Class of 1940
If you were a high school track and field sprint fan in the post-Jesse Owens era leading into World War II – and residing in the Northeast, South or Midwest – you might not have ever heard much about Eddie Morris. That is, the “Huntington Beach Bullet” or the “Blonde Bullet,” as many liked to call him. But if you were California, especially Southern California, it was another story. If it hadn’t been for WWII and the cancellation of the 1940 and ’44 Olympic Games – not to mention a unusually bad hamstring injury – Morris might have truly been a part of the American sprint legacy. He might have challenged even more of Owens’ records than he did as a schoolboy.
The progress of Morris’s career at Huntington Beach took him to 1940 as a senior, when his performances drew comparisons to Owens. He lowered his 100y times to 9.6(9.5w) and 10.4 for 100m – which tied Owens’ 1933 mark and lasted until 1959. He would also run 20.7 for 220y, equaling another Owens time which would prevail for 13 years. He swept the California state and AAU Junior titles in both events, as well as running 4th in the AAU seniors – ranking 5th in the world in the 100 and 4th in the 220 for the year.
This was all the culmination of events which began with Morris moving to California from Kansas with his family in 1931, while he was age 8. In 1937, during a gym class while a freshman at Huntington Beach, he was discovered while long jumping by Coach Harry M. (Cap) Sheue. After a year of hard training, he started excelling on the track and becoming something of a celebrity in the small town of 3,500 residents. Morris would become a 3-time state and Southern Section champion in the 220y, and 2-time SS champ in the 100. Even in 1938, the local media was touting him as a 1940 Olympic prospect.
But the war put paid to those hopes. Morris went to Santa Ana JC after high school, but suffered a brutal hamstring pull during a practice meet. Though he signed and competed for USC beginning in 1942, the injury never really healed and Morris wasn’t the same. After college, Morris had a 39-year career as a pipeline controller for a Long Beach oil corporation before retiring, then passed in 2002 at age 79.

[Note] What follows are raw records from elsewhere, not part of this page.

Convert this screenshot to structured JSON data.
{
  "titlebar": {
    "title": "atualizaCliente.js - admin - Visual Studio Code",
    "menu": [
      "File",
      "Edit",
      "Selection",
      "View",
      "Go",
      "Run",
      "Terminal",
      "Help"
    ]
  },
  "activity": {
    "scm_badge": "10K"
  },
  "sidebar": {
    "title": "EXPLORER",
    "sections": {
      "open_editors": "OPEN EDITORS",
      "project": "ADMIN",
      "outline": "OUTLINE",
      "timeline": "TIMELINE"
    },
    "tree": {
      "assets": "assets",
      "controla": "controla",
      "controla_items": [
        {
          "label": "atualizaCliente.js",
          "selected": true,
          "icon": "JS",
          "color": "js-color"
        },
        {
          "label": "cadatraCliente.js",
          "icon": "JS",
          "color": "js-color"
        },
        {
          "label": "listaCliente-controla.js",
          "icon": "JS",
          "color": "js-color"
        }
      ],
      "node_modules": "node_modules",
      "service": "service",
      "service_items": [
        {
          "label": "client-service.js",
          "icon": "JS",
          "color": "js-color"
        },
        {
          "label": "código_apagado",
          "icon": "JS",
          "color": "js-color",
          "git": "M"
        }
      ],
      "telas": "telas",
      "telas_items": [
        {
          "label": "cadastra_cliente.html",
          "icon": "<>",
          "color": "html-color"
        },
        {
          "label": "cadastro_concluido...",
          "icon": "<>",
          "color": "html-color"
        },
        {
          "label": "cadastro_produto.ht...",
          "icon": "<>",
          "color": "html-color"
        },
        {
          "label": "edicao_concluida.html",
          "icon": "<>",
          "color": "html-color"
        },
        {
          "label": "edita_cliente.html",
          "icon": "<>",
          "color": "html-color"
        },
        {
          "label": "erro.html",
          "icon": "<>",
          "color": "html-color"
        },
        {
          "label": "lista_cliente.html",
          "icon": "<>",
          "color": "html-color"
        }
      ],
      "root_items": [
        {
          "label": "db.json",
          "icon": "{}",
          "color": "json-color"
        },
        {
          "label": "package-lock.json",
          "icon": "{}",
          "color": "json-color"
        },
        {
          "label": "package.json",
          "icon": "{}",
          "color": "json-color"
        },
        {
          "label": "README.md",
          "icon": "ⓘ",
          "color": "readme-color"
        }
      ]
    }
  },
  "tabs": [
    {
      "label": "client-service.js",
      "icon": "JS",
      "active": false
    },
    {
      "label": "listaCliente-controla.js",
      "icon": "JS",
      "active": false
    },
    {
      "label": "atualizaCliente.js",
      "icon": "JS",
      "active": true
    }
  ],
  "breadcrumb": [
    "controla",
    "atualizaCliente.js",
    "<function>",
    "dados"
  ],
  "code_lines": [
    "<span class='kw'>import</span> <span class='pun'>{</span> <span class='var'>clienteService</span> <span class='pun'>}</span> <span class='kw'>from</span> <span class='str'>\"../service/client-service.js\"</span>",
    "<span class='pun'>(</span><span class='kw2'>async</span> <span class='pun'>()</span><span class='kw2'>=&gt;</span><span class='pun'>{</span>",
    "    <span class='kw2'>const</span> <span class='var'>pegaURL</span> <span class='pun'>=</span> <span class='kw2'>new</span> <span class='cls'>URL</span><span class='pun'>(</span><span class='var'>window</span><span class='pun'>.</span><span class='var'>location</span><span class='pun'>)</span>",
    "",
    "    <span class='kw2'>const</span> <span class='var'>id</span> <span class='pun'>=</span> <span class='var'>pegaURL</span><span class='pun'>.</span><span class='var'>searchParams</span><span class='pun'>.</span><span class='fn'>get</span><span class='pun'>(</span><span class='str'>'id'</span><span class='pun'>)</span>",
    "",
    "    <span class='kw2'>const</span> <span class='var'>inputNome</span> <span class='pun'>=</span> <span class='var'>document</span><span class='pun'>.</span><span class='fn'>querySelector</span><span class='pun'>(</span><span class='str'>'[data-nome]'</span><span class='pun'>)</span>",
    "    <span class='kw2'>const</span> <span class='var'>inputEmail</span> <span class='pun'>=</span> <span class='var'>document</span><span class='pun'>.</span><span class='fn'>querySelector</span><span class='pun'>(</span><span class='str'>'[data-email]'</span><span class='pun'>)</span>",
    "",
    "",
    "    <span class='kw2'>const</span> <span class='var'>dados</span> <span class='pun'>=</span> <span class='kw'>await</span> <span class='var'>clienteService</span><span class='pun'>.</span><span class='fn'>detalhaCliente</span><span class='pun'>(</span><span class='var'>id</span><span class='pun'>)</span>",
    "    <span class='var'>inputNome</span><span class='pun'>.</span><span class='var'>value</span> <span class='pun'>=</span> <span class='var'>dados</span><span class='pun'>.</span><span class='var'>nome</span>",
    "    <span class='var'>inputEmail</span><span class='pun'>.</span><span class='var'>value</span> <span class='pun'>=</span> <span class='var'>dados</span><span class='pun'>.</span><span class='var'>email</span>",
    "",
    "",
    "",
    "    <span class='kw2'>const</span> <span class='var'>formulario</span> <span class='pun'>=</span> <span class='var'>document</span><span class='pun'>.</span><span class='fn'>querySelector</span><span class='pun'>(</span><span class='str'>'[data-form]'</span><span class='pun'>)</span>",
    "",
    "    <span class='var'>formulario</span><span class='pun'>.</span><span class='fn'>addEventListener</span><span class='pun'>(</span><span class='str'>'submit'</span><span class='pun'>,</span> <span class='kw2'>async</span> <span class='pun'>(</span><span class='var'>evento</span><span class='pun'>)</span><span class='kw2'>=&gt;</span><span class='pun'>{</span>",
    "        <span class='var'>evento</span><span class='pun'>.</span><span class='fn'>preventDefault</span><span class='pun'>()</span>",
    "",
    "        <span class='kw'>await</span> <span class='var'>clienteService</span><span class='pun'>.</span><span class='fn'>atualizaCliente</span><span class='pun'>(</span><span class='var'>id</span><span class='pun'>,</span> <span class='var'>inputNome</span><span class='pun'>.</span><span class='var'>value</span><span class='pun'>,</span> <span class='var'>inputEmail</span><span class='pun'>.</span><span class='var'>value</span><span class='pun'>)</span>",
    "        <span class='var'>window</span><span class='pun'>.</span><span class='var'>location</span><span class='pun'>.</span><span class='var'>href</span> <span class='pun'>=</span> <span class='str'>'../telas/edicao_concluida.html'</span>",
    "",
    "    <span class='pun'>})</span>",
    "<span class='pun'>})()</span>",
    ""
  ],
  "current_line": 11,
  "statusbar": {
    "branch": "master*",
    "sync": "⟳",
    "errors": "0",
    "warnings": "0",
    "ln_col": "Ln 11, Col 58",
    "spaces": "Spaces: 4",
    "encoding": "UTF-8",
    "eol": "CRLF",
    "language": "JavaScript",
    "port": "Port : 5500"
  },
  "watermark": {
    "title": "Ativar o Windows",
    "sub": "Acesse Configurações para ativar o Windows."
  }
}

Did You Know?
Eddie Morris was known as the “World’s Fastest Schoolboy” during his days at Huntington Beach.